All entries below need to be written out exactly, but without their pictures.

____

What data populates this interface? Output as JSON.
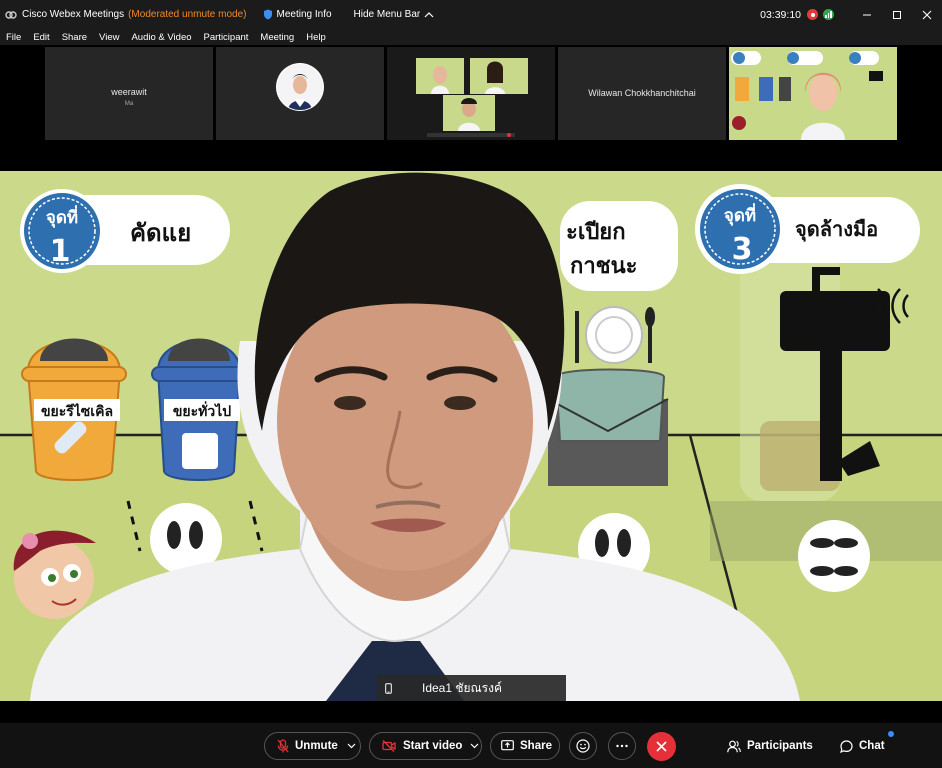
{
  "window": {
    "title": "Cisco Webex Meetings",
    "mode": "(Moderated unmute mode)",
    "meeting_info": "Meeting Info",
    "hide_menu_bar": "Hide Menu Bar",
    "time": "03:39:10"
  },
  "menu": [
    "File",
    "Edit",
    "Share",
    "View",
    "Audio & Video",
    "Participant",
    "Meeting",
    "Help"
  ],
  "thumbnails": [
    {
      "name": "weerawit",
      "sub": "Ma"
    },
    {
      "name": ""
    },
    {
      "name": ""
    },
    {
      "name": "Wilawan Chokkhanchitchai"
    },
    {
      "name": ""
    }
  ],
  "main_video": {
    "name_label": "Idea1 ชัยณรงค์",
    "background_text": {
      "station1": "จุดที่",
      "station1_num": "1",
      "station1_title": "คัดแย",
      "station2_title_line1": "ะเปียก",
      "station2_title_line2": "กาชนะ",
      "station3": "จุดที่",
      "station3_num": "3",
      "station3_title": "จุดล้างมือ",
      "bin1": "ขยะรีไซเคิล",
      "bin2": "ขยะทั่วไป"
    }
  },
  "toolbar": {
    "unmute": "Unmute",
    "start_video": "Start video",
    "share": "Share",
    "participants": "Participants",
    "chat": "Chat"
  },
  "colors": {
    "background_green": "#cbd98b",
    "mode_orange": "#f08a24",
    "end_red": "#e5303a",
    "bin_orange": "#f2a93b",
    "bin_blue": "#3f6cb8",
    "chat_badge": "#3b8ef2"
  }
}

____

Response for this exercise –
What data populates this interface? Output as JSON.
{
  "window": {
    "title": "Cisco Webex Meetings",
    "mode": "(Moderated unmute mode)",
    "meeting_info": "Meeting Info",
    "hide_menu_bar": "Hide Menu Bar",
    "time": "03:39:10"
  },
  "menu": [
    "File",
    "Edit",
    "Share",
    "View",
    "Audio & Video",
    "Participant",
    "Meeting",
    "Help"
  ],
  "thumbnails": [
    {
      "name": "weerawit",
      "sub": "Ma"
    },
    {
      "name": ""
    },
    {
      "name": ""
    },
    {
      "name": "Wilawan Chokkhanchitchai"
    },
    {
      "name": ""
    }
  ],
  "main_video": {
    "name_label": "Idea1 ชัยณรงค์",
    "background_text": {
      "station1": "จุดที่",
      "station1_num": "1",
      "station1_title": "คัดแย",
      "station2_title_line1": "ะเปียก",
      "station2_title_line2": "กาชนะ",
      "station3": "จุดที่",
      "station3_num": "3",
      "station3_title": "จุดล้างมือ",
      "bin1": "ขยะรีไซเคิล",
      "bin2": "ขยะทั่วไป"
    }
  },
  "toolbar": {
    "unmute": "Unmute",
    "start_video": "Start video",
    "share": "Share",
    "participants": "Participants",
    "chat": "Chat"
  },
  "colors": {
    "background_green": "#cbd98b",
    "mode_orange": "#f08a24",
    "end_red": "#e5303a",
    "bin_orange": "#f2a93b",
    "bin_blue": "#3f6cb8",
    "chat_badge": "#3b8ef2"
  }
}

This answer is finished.